Students miss a school day now and then. They get sick, have a doctor’s appointment, or get caught up in a family emergency. These are among common excused absences that don’t usually affect a student’s academic standing. But chronic absenteeism—missing 10% or more of school—is an equity epidemic with short- and long-term impacts on student performance. Each year, almost eight million students are chronically absent for complex reasons.
Sometimes, teaching is more like bombardment: Grading hundreds of essays, placating disgruntled parents, accommodating learning needs, sweating out the principals’ nerve-wracking classroom observation. And then there are the stressors of life beyond the classroom. Being a teacher can be tough. It is rewarding but also overwhelming and, at times, can take a personal and professional toll.
As school districts across the country face school closings, the State Educational Technology Directors Association (SETDA) is launching the SETDA Coalition for eLearning on edWeb.net. The SETDA Coalition for eLearning focuses state leaders, affiliates, and partners in collective action around teaching and learning in the digital age. edWeb will be hosting the new Essential Elements for eLearning community of practice and a series of edWebinars to help disseminate an ever-evolving compilation of rapidly developing resources around eLearning for state education agencies and school districts. The program is free thanks to support from AT&T Aspire.
The goal of digital equity is to ensure that all students have access to devices, high-speed internet, and opportunities to learn both in school and out. While digital equity is a challenge for all school districts, Dr. Beth Holland, Digital Equity and Rural Project Director for the Consortium for School Networking (CoSN), points out that it becomes a very complex issue given the challenges within rural schools and systems. In a recent edWebinar, Holland along with Jennifer Austin, CETL, Instructional Technology Coordinator at Lac du Flambeau Public School in Wisconsin, Michael Flood, Vice President of Strategy at Kajeet, and Tammy Neil, Computer Science Teacher at Suwannee Middle School in Florida, discuss the unique challenges rural districts face when providing students’ online access to their education. Flood explained that when students don’t have equal access to devices and high-speed internet, it prevents them from having the same kinds of learning opportunities as their more connected peers.
Administrators selecting educational technology programs for their schools or districts face big decisions due to the time and money at stake, so having accurate and relevant information about the programs’ impact on student performance elsewhere should be a critical part of the decision-making process. During a recent edWebinar sponsored by MIND Research Institute, Andrew Coulson, Chief Data Science Officer at MIND Research Institute, and Brian LeTendre, Director of Content and Communications, explained a process for finding data that will help administrators make the best choices for their student population, and in doing so “raise expectations about the availability of information” during program evaluations.

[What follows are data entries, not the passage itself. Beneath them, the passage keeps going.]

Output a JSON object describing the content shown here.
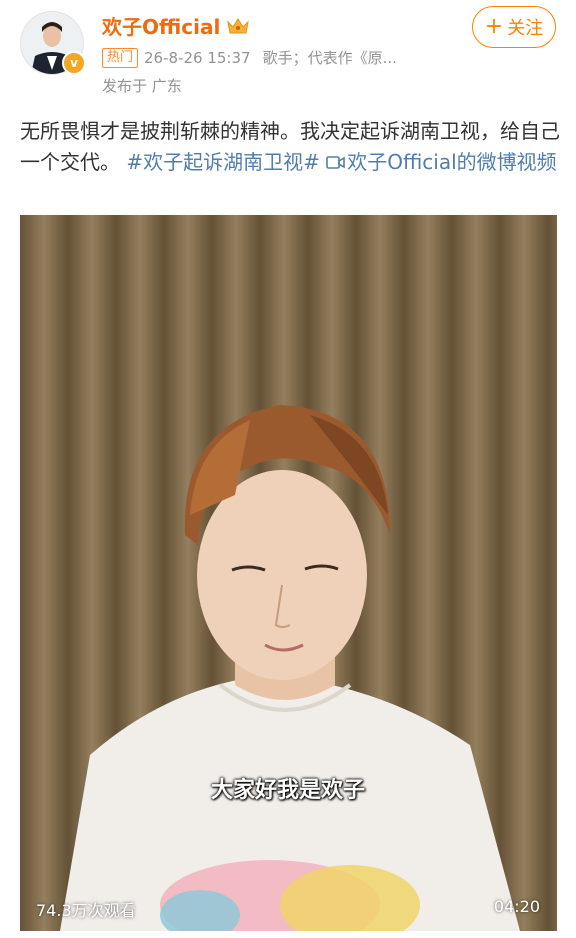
{
  "header": {
    "username": "欢子Official",
    "follow_label": "关注",
    "hot_badge": "热门",
    "time": "26-8-26 15:37",
    "description": "歌手；代表作《原...",
    "location": "发布于 广东"
  },
  "post": {
    "text": "无所畏惧才是披荆斩棘的精神。我决定起诉湖南卫视，给自己一个交代。",
    "hashtag": "#欢子起诉湖南卫视#",
    "video_link": "欢子Official的微博视频"
  },
  "video": {
    "subtitle": "大家好我是欢子",
    "views": "74.3万次观看",
    "duration": "04:20"
  },
  "colors": {
    "username": "#f06b10",
    "accent": "#ff8200",
    "link": "#507daf",
    "meta": "#939393"
  },
  "icons": [
    "avatar",
    "verified-badge-icon",
    "crown-icon",
    "plus-icon",
    "video-camera-icon"
  ]
}
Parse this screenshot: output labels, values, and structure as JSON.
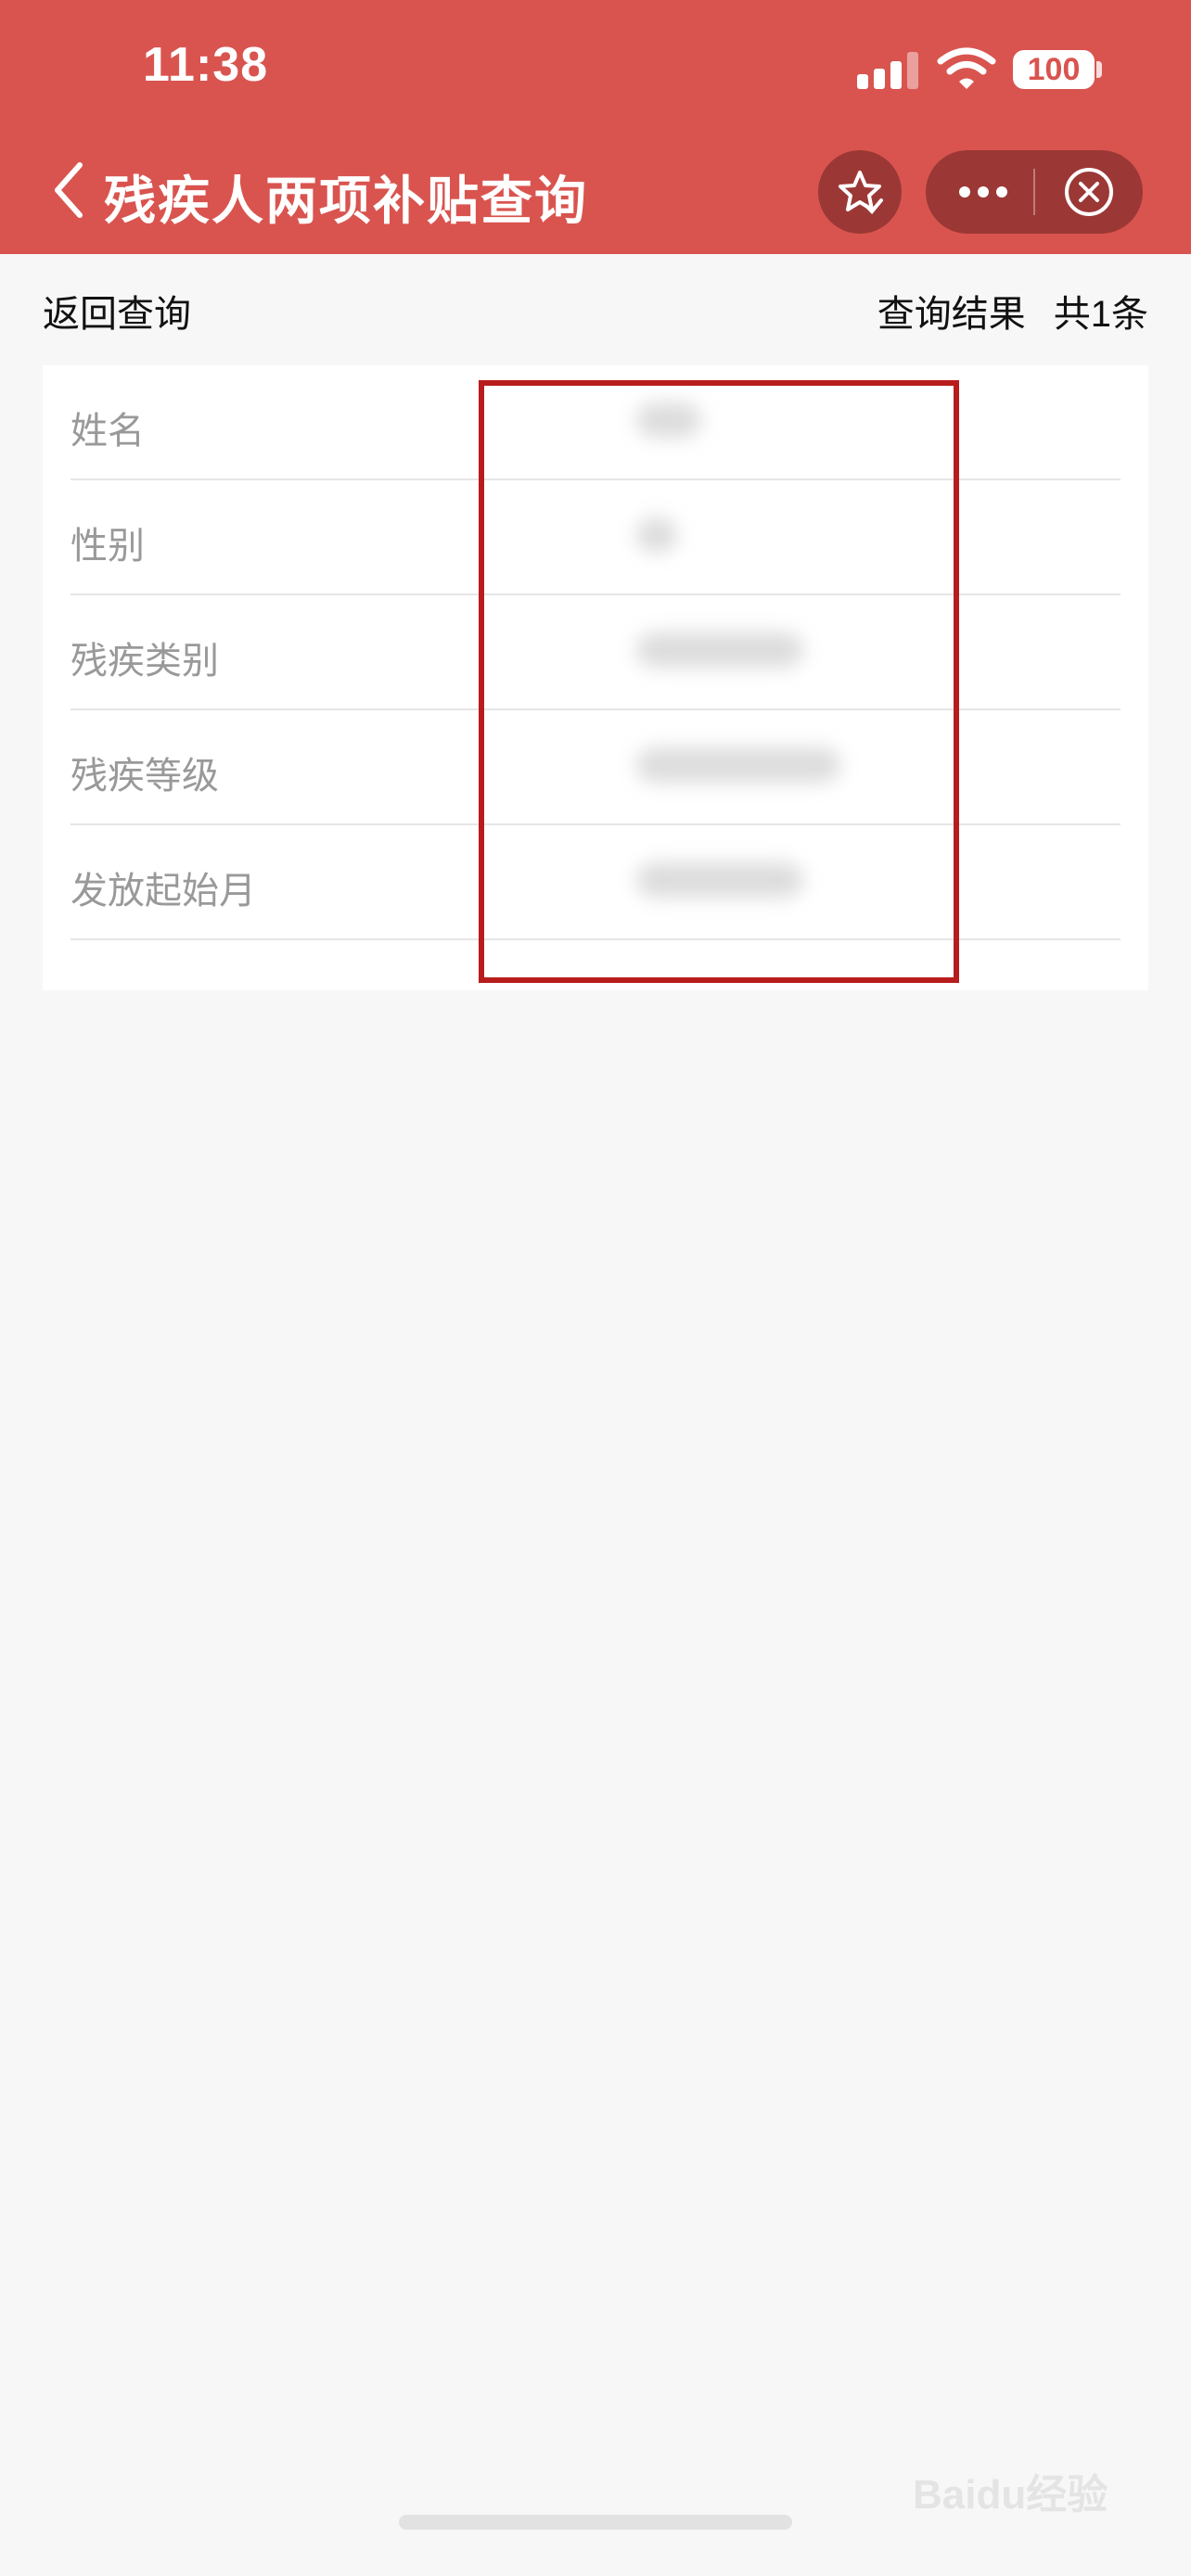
{
  "status_bar": {
    "time": "11:38",
    "battery": "100",
    "icons": [
      "signal-icon",
      "wifi-icon",
      "battery-icon"
    ]
  },
  "nav": {
    "title": "残疾人两项补贴查询",
    "icons": [
      "back-arrow-icon",
      "star-icon",
      "more-dots-icon",
      "close-circle-icon"
    ]
  },
  "subbar": {
    "back_label": "返回查询",
    "result_label": "查询结果",
    "count_label": "共1条"
  },
  "fields": [
    {
      "label": "姓名"
    },
    {
      "label": "性别"
    },
    {
      "label": "残疾类别"
    },
    {
      "label": "残疾等级"
    },
    {
      "label": "发放起始月"
    }
  ],
  "watermark": "Baidu经验",
  "colors": {
    "header": "#d9544f",
    "capsule": "#9b3835",
    "highlight": "#b81c1c",
    "background": "#f7f7f7"
  }
}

Whether schools are 1:1 or still relying on computer carts, the move to online assessments creates new needs from devices to professional development to data privacy policies. During the edWebinar, “Online Assessment: An Effective, Coordinated, District Leadership Team Approach,” administrators from the Hampton Township School District in Pennsylvania offered lessons they learned from implementing a comprehensive online assessment program.
edWeb.net has just released its 2020 Teacher Professional Learning Survey. For three years, edWeb has conducted an annual survey on professional learning and how edWeb meets educators’ needs. Each year the survey shows consistency in why teachers engage in professional learning, the features that are most important in a professional learning program, and the impact edWeb has on teaching and student learning. When teachers participate in professional learning, they frequently share their learning with colleagues and the school-wide community, multiplying the impact.
Digital learning not only plays a crucial role in preparing today’s students for the jobs of tomorrow, it also has an important role in providing equity and access to education, especially in smaller and remote school districts. And, that makes access to adequate and reliable broadband even more important as the development of new technologies continues. The State Educational Technology Directors Association (SETDA) is now preparing to accommodate next-generation technologies such as 5G, virtual reality, robotics, and e-sports, and during a recent SETDA and ENA edWebinar, Christine Fox, the group’s Deputy Executive Director, provided an overview of the opportunities and challenges that schools and districts now face. Marc Johnson, Executive Director of East Central Minnesota Educational Cable Cooperative (ECMECC), then provided perspective from a regional and local level on the expanding use of broadband.
It may lack sweat equity, but it’s up there with even the most physically demanding of sports. Esports, the competitive side of video gaming, is exploding. And K-12 schools are buying in because it’s not only fun but also a viable educational tool! A recent edWebinar sponsored by Common Sense Education, “Ready Player One: Esports in K-12,” highlights why esports has taken hold in schools. Research-based evidence affirms its highly positive impact on students’ academic achievement, soft skills, and socio-emotional well-being.
Everyone has been to school and has their own image of what a classroom should look like. And depending on their background and experience, not everyone is supportive of tech-infused learning. Yet, 1:1 classrooms, BYOD, and tech-supported education are today’s reality. During the edWebinar, “Leading Digital Learning: Successful Strategies for 1:1 Implementations,” the presenters focused on how to get buy-in from within the school and across the community to improve chances for success and sustainability.